For the entries that follow, report how many lines include the word "dates" and add nothing.

══ MATERIAL TO PROCESS

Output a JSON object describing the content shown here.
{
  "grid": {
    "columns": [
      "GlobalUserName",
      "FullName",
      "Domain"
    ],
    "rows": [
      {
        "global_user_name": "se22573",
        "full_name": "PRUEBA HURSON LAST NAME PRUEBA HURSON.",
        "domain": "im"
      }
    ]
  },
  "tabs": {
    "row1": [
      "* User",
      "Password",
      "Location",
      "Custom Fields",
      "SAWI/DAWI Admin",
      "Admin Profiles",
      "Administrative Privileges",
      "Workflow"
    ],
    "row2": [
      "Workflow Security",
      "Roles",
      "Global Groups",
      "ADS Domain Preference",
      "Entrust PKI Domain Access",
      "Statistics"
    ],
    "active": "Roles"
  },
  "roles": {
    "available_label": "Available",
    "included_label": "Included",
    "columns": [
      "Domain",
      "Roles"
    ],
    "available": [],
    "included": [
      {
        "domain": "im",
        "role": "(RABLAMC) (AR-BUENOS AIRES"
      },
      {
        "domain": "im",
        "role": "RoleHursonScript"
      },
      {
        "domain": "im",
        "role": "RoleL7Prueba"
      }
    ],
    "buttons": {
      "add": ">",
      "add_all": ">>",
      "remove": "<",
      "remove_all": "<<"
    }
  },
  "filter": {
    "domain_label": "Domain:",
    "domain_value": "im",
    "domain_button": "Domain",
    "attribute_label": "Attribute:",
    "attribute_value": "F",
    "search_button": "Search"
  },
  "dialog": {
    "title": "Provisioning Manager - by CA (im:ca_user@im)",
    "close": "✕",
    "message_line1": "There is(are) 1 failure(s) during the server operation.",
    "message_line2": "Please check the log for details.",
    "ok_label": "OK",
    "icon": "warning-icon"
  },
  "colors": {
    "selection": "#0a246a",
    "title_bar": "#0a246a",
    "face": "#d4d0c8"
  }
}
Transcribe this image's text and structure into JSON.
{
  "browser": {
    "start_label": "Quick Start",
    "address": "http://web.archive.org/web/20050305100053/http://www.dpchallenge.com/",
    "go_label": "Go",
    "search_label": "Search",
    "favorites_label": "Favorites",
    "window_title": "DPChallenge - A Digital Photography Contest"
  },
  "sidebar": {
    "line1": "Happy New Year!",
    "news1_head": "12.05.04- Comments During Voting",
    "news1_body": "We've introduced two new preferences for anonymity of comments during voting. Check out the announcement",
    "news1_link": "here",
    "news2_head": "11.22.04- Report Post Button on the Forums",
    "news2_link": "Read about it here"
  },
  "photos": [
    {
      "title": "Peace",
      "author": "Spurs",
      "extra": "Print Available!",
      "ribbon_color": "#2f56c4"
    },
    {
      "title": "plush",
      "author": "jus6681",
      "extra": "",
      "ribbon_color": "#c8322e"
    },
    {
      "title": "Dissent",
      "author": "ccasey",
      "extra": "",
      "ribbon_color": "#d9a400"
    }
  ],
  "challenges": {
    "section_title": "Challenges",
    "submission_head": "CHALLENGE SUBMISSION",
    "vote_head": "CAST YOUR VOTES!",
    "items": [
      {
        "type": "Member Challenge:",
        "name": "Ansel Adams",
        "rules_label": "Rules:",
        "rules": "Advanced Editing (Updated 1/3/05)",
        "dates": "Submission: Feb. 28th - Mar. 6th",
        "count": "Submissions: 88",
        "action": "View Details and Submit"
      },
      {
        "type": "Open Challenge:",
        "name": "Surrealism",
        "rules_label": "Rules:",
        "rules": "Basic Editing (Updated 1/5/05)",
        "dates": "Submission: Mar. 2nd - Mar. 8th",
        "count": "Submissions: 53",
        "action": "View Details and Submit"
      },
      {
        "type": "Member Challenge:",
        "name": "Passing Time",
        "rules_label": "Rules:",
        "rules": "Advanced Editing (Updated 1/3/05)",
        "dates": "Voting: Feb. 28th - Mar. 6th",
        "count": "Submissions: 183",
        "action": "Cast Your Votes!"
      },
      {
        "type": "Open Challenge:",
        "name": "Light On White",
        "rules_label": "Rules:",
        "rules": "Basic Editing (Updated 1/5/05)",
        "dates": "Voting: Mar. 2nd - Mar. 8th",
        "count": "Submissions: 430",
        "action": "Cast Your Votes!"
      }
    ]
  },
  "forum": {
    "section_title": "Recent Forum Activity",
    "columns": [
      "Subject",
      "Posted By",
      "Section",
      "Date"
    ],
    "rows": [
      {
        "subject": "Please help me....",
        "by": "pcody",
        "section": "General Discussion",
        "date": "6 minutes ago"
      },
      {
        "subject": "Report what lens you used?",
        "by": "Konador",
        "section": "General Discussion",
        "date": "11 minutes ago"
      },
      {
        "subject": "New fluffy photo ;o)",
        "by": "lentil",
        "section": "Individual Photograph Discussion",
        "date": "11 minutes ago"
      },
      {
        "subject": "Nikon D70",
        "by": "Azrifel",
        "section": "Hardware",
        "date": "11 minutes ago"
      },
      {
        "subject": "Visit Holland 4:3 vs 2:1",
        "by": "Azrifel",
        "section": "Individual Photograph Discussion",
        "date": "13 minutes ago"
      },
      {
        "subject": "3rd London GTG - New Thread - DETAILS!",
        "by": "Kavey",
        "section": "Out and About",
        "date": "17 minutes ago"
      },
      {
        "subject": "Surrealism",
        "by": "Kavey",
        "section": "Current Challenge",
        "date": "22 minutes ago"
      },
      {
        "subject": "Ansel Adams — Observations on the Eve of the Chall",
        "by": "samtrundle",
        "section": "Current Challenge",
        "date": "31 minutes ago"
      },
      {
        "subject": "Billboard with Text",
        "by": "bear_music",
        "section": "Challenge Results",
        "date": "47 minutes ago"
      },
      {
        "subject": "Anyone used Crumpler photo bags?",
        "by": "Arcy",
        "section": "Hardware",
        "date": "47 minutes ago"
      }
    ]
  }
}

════

■ **EXERCISE RESPONSE**
4